In addition to working directly with lawmakers, the National Pork Producers Council (NPPC) is educating producers, giving them tips on what to say to state and federal lawmakers and emphasizing the three most important facts to share with reporters. NPPC has run ads in Roll Call, the Capitol Hill newspaper, showcasing farm families that raise pigs to demonstrate that they use animal health products responsibly, making the right decisions on a daily basis.
The National Corn Growers Association (NCGA) set the record straight this past March by distributing press releases and fact sheets after the release of the documentary Food, Inc., which was nominated for an Oscar. NCGA pointed out that the movie contains “factual inaccuracies and misrepresentations about America’s farmers and food suppliers.”
Speak Up or Put Up
“For far too long, those of us in agriculture have stood by while certain factions in this country have flat-out lied about who we are and what we are about,” says Troy Hadrick, a fifth-generation rancher from north-central South Dakota. “We do not have the luxury of assuming that people know the real truth about agriculture. Each and every one of us in agriculture has a fantastic and positive story to tell.”

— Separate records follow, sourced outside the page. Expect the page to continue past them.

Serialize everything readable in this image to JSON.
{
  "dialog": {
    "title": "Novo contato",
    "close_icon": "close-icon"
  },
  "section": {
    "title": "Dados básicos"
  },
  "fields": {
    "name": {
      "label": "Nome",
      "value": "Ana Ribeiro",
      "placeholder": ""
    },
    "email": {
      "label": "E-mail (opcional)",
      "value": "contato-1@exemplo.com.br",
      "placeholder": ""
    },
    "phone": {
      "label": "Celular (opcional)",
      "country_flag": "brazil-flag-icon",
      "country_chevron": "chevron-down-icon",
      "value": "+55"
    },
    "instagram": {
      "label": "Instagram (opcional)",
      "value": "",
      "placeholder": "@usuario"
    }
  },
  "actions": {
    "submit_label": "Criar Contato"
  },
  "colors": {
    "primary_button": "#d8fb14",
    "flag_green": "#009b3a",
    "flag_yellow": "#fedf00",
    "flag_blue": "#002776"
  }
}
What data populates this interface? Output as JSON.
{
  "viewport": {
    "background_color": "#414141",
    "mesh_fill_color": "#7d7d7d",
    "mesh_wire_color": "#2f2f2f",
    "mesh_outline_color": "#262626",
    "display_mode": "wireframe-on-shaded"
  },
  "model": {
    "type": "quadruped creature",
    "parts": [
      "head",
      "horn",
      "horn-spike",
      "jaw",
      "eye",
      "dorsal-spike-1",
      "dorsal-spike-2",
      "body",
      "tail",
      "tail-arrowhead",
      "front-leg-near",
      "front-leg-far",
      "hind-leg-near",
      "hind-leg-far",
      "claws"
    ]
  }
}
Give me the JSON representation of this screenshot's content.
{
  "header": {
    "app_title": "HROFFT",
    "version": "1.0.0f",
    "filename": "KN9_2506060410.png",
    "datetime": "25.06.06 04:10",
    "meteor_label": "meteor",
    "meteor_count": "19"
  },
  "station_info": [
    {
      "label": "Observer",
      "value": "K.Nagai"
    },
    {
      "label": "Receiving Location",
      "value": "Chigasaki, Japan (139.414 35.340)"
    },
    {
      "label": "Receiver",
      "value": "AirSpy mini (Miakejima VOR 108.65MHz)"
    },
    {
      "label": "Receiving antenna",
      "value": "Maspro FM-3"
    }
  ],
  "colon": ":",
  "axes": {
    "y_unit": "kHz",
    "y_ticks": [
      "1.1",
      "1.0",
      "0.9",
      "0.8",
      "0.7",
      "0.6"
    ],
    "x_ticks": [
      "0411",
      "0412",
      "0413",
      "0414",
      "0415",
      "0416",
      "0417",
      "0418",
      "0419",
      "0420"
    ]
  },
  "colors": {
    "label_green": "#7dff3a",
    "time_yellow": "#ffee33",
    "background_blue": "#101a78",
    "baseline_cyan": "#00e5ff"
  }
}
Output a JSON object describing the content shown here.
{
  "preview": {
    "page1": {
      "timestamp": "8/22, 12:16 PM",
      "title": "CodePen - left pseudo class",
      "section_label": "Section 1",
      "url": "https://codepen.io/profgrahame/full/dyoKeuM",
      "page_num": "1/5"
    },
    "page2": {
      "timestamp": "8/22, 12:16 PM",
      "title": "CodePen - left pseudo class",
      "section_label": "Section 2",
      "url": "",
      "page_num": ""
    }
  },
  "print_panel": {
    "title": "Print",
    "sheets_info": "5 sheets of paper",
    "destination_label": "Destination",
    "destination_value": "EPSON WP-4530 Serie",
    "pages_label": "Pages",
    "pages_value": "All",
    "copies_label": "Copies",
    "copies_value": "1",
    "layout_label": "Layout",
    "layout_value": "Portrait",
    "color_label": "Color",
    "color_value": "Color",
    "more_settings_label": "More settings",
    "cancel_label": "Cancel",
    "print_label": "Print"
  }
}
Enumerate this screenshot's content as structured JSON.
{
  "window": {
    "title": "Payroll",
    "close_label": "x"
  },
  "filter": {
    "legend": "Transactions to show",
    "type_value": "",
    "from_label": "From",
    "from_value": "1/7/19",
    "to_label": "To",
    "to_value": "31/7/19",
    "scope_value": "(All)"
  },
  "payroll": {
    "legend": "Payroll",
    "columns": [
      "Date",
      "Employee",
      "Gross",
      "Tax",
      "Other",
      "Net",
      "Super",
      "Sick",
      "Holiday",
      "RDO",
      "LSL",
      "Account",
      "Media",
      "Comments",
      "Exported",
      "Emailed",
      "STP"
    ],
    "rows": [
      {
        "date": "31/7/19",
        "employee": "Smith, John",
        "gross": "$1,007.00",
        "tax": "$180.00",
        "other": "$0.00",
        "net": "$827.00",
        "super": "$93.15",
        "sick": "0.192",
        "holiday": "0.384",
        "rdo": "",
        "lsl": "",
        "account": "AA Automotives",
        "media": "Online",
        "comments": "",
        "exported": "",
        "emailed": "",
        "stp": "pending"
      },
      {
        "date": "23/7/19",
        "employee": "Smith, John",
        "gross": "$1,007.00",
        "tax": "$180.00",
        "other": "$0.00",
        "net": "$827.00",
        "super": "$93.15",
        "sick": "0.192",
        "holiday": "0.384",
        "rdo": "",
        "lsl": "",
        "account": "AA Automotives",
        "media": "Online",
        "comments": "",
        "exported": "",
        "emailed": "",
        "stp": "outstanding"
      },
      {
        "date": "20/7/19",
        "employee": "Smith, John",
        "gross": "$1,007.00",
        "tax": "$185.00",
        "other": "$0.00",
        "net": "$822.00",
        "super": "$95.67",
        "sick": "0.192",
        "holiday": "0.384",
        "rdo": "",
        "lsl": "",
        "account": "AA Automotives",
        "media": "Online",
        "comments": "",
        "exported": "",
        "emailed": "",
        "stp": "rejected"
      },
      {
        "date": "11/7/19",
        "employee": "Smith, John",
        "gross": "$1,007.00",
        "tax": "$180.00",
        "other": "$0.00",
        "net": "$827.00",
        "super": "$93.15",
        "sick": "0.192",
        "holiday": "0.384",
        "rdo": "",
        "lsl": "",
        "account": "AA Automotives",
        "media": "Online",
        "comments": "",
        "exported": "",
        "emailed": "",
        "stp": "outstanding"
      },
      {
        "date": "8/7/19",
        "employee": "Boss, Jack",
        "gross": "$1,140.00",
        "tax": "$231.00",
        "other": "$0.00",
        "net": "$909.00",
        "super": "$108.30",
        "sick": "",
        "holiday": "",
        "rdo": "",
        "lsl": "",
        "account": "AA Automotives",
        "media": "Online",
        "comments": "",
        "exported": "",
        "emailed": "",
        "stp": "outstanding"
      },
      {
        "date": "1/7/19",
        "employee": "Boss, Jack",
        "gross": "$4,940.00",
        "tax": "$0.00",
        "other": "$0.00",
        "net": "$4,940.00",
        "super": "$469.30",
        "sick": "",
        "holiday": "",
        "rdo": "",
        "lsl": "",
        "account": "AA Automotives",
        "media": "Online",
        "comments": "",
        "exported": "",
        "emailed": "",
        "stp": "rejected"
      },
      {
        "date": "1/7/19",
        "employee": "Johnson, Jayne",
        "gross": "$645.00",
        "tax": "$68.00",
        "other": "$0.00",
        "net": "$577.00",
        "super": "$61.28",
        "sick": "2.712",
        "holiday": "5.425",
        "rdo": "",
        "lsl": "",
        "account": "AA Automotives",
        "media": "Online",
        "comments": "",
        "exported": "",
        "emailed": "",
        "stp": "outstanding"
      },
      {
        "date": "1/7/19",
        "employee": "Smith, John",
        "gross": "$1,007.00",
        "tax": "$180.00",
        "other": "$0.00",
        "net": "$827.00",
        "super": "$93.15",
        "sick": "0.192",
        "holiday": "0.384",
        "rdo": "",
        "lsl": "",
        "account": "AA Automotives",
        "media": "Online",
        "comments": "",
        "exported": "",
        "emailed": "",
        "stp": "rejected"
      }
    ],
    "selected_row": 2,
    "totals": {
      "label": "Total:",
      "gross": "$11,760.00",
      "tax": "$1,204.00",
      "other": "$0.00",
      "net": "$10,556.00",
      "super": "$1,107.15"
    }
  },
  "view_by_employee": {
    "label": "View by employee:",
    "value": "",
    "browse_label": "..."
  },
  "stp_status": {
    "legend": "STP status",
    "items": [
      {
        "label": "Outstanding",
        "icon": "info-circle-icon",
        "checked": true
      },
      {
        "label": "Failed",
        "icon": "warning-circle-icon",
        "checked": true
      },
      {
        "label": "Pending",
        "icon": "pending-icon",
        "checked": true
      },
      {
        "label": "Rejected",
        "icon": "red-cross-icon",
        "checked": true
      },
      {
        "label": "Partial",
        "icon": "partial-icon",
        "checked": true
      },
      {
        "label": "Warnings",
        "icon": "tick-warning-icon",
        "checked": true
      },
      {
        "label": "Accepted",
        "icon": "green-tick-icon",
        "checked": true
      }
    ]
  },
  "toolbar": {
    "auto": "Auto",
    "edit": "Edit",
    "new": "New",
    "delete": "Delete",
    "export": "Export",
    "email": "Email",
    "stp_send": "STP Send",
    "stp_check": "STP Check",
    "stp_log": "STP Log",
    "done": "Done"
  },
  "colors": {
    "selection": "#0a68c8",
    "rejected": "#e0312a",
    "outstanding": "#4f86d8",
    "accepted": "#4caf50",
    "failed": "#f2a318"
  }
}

Hadrick and his wife, Stacy, are remarkably experienced in dealing with consumers and the media considering their young agricultural careers. When a reporter came to their farm and misrepresented their operation, they realized the best way to combat negativity toward agriculture was to tell their own story. “No one can dispute your own story. It is yours. But for too long, those of us in agriculture have been letting someone else do the talking for us,” Hadrick says.
As a result, the couple formed Advocates for Ag to teach farmers how to tell their story and share facts about agriculture. Read their blog at www.AdvocatesForAg.com.
You can hear Troy and Stacy Hadrick speak at the Tomorrow’s Top Producer event, aimed at producers 35 and under, on Jan. 25, 2011. To register for the event, visit www.TopProducerSeminar.com.
Top Producer, December 2010